*TASK OBJECTIVE*.
Please restate each entry word for word.

(Items from an interface collection)
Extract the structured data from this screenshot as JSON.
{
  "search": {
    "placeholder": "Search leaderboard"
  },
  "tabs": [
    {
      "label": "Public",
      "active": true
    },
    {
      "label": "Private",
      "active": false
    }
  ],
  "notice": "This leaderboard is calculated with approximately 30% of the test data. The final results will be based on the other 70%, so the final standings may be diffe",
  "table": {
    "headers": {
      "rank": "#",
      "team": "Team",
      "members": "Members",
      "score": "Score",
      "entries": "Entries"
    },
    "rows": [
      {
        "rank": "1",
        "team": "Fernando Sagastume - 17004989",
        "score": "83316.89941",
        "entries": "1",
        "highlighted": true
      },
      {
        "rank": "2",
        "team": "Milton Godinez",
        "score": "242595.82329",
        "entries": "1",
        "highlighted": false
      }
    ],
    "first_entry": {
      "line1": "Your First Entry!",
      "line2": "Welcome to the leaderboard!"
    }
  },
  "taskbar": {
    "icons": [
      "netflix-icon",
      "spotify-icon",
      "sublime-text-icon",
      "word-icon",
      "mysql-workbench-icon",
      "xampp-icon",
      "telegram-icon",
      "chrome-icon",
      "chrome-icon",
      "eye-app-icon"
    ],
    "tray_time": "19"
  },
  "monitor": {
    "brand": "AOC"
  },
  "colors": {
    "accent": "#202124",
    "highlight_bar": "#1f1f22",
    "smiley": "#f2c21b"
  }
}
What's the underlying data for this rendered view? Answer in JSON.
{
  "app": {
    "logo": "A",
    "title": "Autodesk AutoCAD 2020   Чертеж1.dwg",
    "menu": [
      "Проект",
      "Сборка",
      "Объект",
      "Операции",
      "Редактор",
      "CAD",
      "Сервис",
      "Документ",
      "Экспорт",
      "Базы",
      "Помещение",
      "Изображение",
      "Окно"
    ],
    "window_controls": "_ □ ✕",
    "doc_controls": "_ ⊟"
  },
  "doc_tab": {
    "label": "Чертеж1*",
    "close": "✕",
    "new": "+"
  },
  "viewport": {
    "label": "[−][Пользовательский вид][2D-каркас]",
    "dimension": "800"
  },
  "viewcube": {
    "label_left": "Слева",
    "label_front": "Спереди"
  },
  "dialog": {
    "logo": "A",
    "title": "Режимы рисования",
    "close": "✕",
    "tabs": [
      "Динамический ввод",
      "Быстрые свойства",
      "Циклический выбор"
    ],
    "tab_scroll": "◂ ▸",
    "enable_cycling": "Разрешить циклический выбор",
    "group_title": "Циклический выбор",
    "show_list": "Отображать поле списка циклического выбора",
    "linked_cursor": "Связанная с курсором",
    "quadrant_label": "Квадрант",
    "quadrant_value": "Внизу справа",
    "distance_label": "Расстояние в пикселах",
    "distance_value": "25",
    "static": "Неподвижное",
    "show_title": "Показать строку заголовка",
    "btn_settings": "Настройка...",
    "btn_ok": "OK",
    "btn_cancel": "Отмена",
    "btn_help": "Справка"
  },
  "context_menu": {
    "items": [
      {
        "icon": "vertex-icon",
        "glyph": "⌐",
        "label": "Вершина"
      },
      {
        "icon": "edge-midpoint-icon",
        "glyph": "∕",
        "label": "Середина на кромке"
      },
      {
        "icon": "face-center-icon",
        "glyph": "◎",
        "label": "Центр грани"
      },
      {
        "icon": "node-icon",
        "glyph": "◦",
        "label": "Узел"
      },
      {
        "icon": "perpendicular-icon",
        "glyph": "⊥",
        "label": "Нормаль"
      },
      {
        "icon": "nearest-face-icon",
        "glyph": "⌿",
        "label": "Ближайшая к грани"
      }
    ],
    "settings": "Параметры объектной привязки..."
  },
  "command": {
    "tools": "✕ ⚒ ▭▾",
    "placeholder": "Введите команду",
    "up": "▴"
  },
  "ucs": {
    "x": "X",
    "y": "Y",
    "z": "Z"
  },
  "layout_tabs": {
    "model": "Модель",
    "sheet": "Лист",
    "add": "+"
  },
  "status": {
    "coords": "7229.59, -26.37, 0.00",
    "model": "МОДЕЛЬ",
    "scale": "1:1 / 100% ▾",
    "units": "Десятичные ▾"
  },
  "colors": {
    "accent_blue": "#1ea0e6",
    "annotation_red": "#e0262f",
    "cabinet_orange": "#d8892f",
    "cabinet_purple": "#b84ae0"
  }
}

*ANSWER BOX*.
Extract the structured data from this screenshot as JSON.
{
  "search": {
    "placeholder": "Search leaderboard"
  },
  "tabs": [
    {
      "label": "Public",
      "active": true
    },
    {
      "label": "Private",
      "active": false
    }
  ],
  "notice": "This leaderboard is calculated with approximately 30% of the test data. The final results will be based on the other 70%, so the final standings may be diffe",
  "table": {
    "headers": {
      "rank": "#",
      "team": "Team",
      "members": "Members",
      "score": "Score",
      "entries": "Entries"
    },
    "rows": [
      {
        "rank": "1",
        "team": "Fernando Sagastume - 17004989",
        "score": "83316.89941",
        "entries": "1",
        "highlighted": true
      },
      {
        "rank": "2",
        "team": "Milton Godinez",
        "score": "242595.82329",
        "entries": "1",
        "highlighted": false
      }
    ],
    "first_entry": {
      "line1": "Your First Entry!",
      "line2": "Welcome to the leaderboard!"
    }
  },
  "taskbar": {
    "icons": [
      "netflix-icon",
      "spotify-icon",
      "sublime-text-icon",
      "word-icon",
      "mysql-workbench-icon",
      "xampp-icon",
      "telegram-icon",
      "chrome-icon",
      "chrome-icon",
      "eye-app-icon"
    ],
    "tray_time": "19"
  },
  "monitor": {
    "brand": "AOC"
  },
  "colors": {
    "accent": "#202124",
    "highlight_bar": "#1f1f22",
    "smiley": "#f2c21b"
  }
}
What's the underlying data for this rendered view? Answer in JSON.
{
  "app": {
    "logo": "A",
    "title": "Autodesk AutoCAD 2020   Чертеж1.dwg",
    "menu": [
      "Проект",
      "Сборка",
      "Объект",
      "Операции",
      "Редактор",
      "CAD",
      "Сервис",
      "Документ",
      "Экспорт",
      "Базы",
      "Помещение",
      "Изображение",
      "Окно"
    ],
    "window_controls": "_ □ ✕",
    "doc_controls": "_ ⊟"
  },
  "doc_tab": {
    "label": "Чертеж1*",
    "close": "✕",
    "new": "+"
  },
  "viewport": {
    "label": "[−][Пользовательский вид][2D-каркас]",
    "dimension": "800"
  },
  "viewcube": {
    "label_left": "Слева",
    "label_front": "Спереди"
  },
  "dialog": {
    "logo": "A",
    "title": "Режимы рисования",
    "close": "✕",
    "tabs": [
      "Динамический ввод",
      "Быстрые свойства",
      "Циклический выбор"
    ],
    "tab_scroll": "◂ ▸",
    "enable_cycling": "Разрешить циклический выбор",
    "group_title": "Циклический выбор",
    "show_list": "Отображать поле списка циклического выбора",
    "linked_cursor": "Связанная с курсором",
    "quadrant_label": "Квадрант",
    "quadrant_value": "Внизу справа",
    "distance_label": "Расстояние в пикселах",
    "distance_value": "25",
    "static": "Неподвижное",
    "show_title": "Показать строку заголовка",
    "btn_settings": "Настройка...",
    "btn_ok": "OK",
    "btn_cancel": "Отмена",
    "btn_help": "Справка"
  },
  "context_menu": {
    "items": [
      {
        "icon": "vertex-icon",
        "glyph": "⌐",
        "label": "Вершина"
      },
      {
        "icon": "edge-midpoint-icon",
        "glyph": "∕",
        "label": "Середина на кромке"
      },
      {
        "icon": "face-center-icon",
        "glyph": "◎",
        "label": "Центр грани"
      },
      {
        "icon": "node-icon",
        "glyph": "◦",
        "label": "Узел"
      },
      {
        "icon": "perpendicular-icon",
        "glyph": "⊥",
        "label": "Нормаль"
      },
      {
        "icon": "nearest-face-icon",
        "glyph": "⌿",
        "label": "Ближайшая к грани"
      }
    ],
    "settings": "Параметры объектной привязки..."
  },
  "command": {
    "tools": "✕ ⚒ ▭▾",
    "placeholder": "Введите команду",
    "up": "▴"
  },
  "ucs": {
    "x": "X",
    "y": "Y",
    "z": "Z"
  },
  "layout_tabs": {
    "model": "Модель",
    "sheet": "Лист",
    "add": "+"
  },
  "status": {
    "coords": "7229.59, -26.37, 0.00",
    "model": "МОДЕЛЬ",
    "scale": "1:1 / 100% ▾",
    "units": "Десятичные ▾"
  },
  "colors": {
    "accent_blue": "#1ea0e6",
    "annotation_red": "#e0262f",
    "cabinet_orange": "#d8892f",
    "cabinet_purple": "#b84ae0"
  }
}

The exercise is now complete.